One of five firm lawyers to have clerked at the U.S. Supreme Court, Kevin Newsom is chair of the firm’s appellate group. Before joining the firm, Kevin served as Alabama's Solicitor General. Kevin has argued four cases in the U.S. Supreme Court and at least 35 more in the U.S. Courts of Appeals for the Second, Third, Fourth, Fifth, Sixth, Seventh, Tenth, Eleventh, and D.C. Circuits, as well as in state supreme and appellate courts. Kevin also regularly briefs and argues critical motions in trial courts and the JPML.

Pursuant to the appointment of Chief Justice John Roberts, Kevin serves on the 10-person Advisory Committee on Appellate Rules, which considers amendments and improvements to the Federal Rules of Appellate Procedure.

Kevin is an elected Fellow of the American Academy of Appellate Lawyers, holds a "Tier 1" ranking for appellate law in Chambers USA, and is listed in The Best Lawyers in America in the field of appellate law. In 2007, The American Lawyer magazine named Kevin one of its "Fab Fifty"—the top 50 litigators in the country under the age of 45—and in 2010, Law360.com named Kevin one of the nation’s top 10 appellate lawyers under the age of 40.
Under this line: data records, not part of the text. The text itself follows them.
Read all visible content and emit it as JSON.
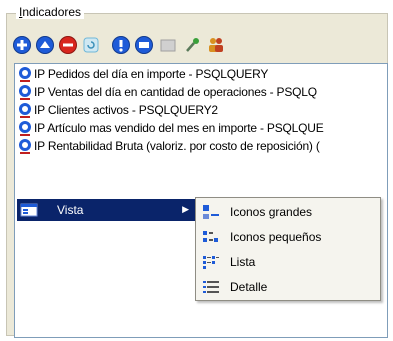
{
  "group": {
    "title_underlined": "I",
    "title_rest": "ndicadores"
  },
  "toolbar": {
    "buttons": [
      {
        "name": "add-icon",
        "color": "#1e5bd8"
      },
      {
        "name": "up-icon",
        "color": "#1e5bd8"
      },
      {
        "name": "remove-icon",
        "color": "#d8261e"
      },
      {
        "name": "refresh-icon",
        "color": "#6fb7d8"
      },
      {
        "name": "info-icon",
        "color": "#1e5bd8"
      },
      {
        "name": "options-icon",
        "color": "#1e5bd8"
      },
      {
        "name": "disabled-icon",
        "color": "#c0c0c0"
      },
      {
        "name": "key-icon",
        "color": "#3aa03a"
      },
      {
        "name": "users-icon",
        "color": "#d89020"
      }
    ]
  },
  "list": {
    "items": [
      {
        "label": "IP Pedidos del día en importe - PSQLQUERY"
      },
      {
        "label": "IP Ventas del día en cantidad de operaciones - PSQLQ"
      },
      {
        "label": "IP Clientes activos - PSQLQUERY2"
      },
      {
        "label": "IP Artículo mas vendido del mes en importe - PSQLQUE"
      },
      {
        "label": "IP Rentabilidad Bruta (valoriz. por costo de reposición) ("
      }
    ]
  },
  "context_menu": {
    "vista_label": "Vista"
  },
  "submenu": {
    "items": [
      {
        "label": "Iconos grandes",
        "icon": "large-icons-icon"
      },
      {
        "label": "Iconos pequeños",
        "icon": "small-icons-icon"
      },
      {
        "label": "Lista",
        "icon": "list-view-icon"
      },
      {
        "label": "Detalle",
        "icon": "details-view-icon"
      }
    ]
  },
  "colors": {
    "highlight": "#0a246a",
    "panel": "#ece9d8"
  }
}
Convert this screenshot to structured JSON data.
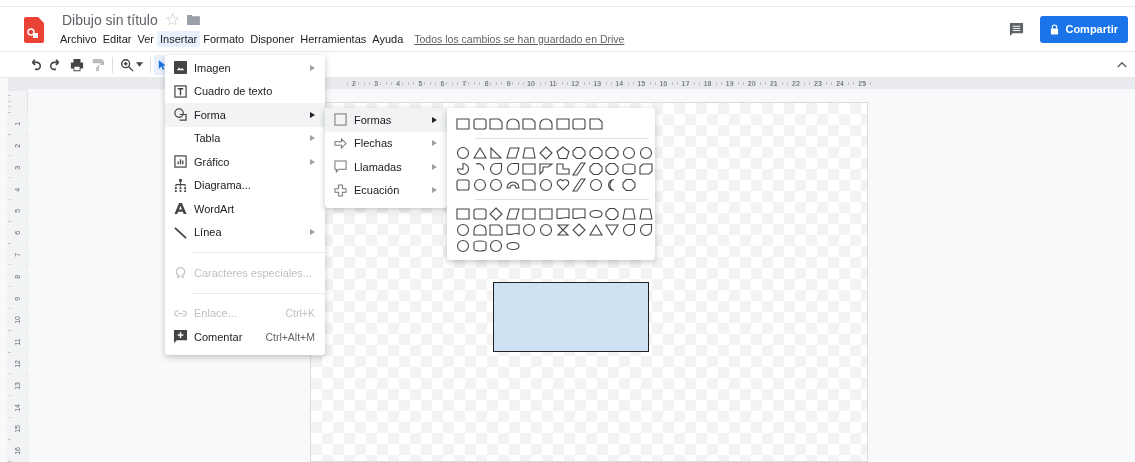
{
  "document": {
    "title": "Dibujo sin título",
    "save_status": "Todos los cambios se han guardado en Drive"
  },
  "menu_bar": [
    {
      "label": "Archivo",
      "selected": false
    },
    {
      "label": "Editar",
      "selected": false
    },
    {
      "label": "Ver",
      "selected": false
    },
    {
      "label": "Insertar",
      "selected": true
    },
    {
      "label": "Formato",
      "selected": false
    },
    {
      "label": "Disponer",
      "selected": false
    },
    {
      "label": "Herramientas",
      "selected": false
    },
    {
      "label": "Ayuda",
      "selected": false
    }
  ],
  "share_button": {
    "label": "Compartir"
  },
  "toolbar": {
    "select_tool": {
      "selected": true
    }
  },
  "ruler": {
    "horizontal": [
      "2",
      "3",
      "4",
      "5",
      "6",
      "7",
      "8",
      "9",
      "10",
      "11",
      "12",
      "13",
      "14",
      "15",
      "16",
      "17",
      "18",
      "19",
      "20",
      "21",
      "22",
      "23",
      "24",
      "25"
    ],
    "vertical": [
      "1",
      "2",
      "3",
      "4",
      "5",
      "6",
      "7",
      "8",
      "9",
      "10",
      "11",
      "12",
      "13",
      "14",
      "15",
      "16"
    ]
  },
  "insert_menu": {
    "items": [
      {
        "kind": "item",
        "label": "Imagen",
        "disabled": false,
        "submenu": true,
        "selected": false
      },
      {
        "kind": "item",
        "label": "Cuadro de texto",
        "disabled": false,
        "submenu": false,
        "selected": false
      },
      {
        "kind": "item",
        "label": "Forma",
        "disabled": false,
        "submenu": true,
        "selected": true
      },
      {
        "kind": "item",
        "label": "Tabla",
        "disabled": false,
        "submenu": true,
        "selected": false
      },
      {
        "kind": "item",
        "label": "Gráfico",
        "disabled": false,
        "submenu": true,
        "selected": false
      },
      {
        "kind": "item",
        "label": "Diagrama...",
        "disabled": false,
        "submenu": false,
        "selected": false
      },
      {
        "kind": "item",
        "label": "WordArt",
        "disabled": false,
        "submenu": false,
        "selected": false
      },
      {
        "kind": "item",
        "label": "Línea",
        "disabled": false,
        "submenu": true,
        "selected": false
      },
      {
        "kind": "separator"
      },
      {
        "kind": "item",
        "label": "Caracteres especiales...",
        "disabled": true,
        "submenu": false,
        "selected": false
      },
      {
        "kind": "separator"
      },
      {
        "kind": "item",
        "label": "Enlace...",
        "shortcut": "Ctrl+K",
        "disabled": true,
        "submenu": false,
        "selected": false
      },
      {
        "kind": "item",
        "label": "Comentar",
        "shortcut": "Ctrl+Alt+M",
        "disabled": false,
        "submenu": false,
        "selected": false
      }
    ]
  },
  "shape_submenu": {
    "items": [
      {
        "label": "Formas",
        "selected": true
      },
      {
        "label": "Flechas",
        "selected": false
      },
      {
        "label": "Llamadas",
        "selected": false
      },
      {
        "label": "Ecuación",
        "selected": false
      }
    ]
  }
}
Kevin served as a law clerk to Justice David Souter of the U.S. Supreme Court and to Judge Diarmuid O'Scannlain of the U.S. Court of Appeals for the Ninth Circuit. Kevin received a B.A. from Samford University, summa cum laude, and his J.D. from Harvard Law School, magna cum laude, where he served on the Harvard Law Review.


Richard B. Rosenthal is a solo appellate lawyer who handles appeals across the country, often on behalf of plaintiffs, from his offices in Miami and San Francisco.  He is a former law clerk to the Honorable Levin H. Campbell of the U.S. Court of Appeals for the First Circuit, and to the Honorable Edward B. Davis, Chief Judge of the U.S. District Court for the Southern District of Florida.

Mr. Rosenthal has served as a personal attorney to Barack Obama and as Statewide Lead Counsel to the Obama for America presidential campaign in Florida.  His clients have also included two United States Senators; a sitting Chief U.S. District Judge; a retired Appellate Justice from California; Secretary of Defense Medal of Freedom recipients; a Hall of Fame baseball star; a major political party in Florida; the nation’s largest independent record label; a police labor union; various nonprofit organizations, trade, and professional associations; and individuals of every background and station.

Mr. Rosenthal has been listed by the National Law Journal as a “Trailblazer” among American plaintiffs’ lawyers.  He has also achieved the rare distinction of having been named simultaneously to “Super Lawyer” and “Best Lawyer” lists in two states: Florida and California.  He is a frequent speaker at continuing legal education events, has served as an adjunct professor of law, and has delivered guest lectures at various law schools including Yale, Columbia, Stanford, Michigan, as well as international lectures on the topic of American Democracy and American Values at law schools in Siberia, Kyrgyzstan, and Ukraine.  He can be reached at rbr@rosenthalappeals.com


Cate Stetson is the co-Director of Hogan Lovells’ nationally acclaimed Appellate practice group and a twice-elected member of the firm’s Global Board. Cate has argued one hundred appeals, including multiple times in the U.S. Supreme Court, in all of the federal courts of appeals, and in state appellate courts ranging from New York to California. She has been described to the press as “tough and smart” and “one of the most gifted litigators and orators I have ever encountered,” and commended for her "brilliance of mind and ability to grasp complicated technical matters."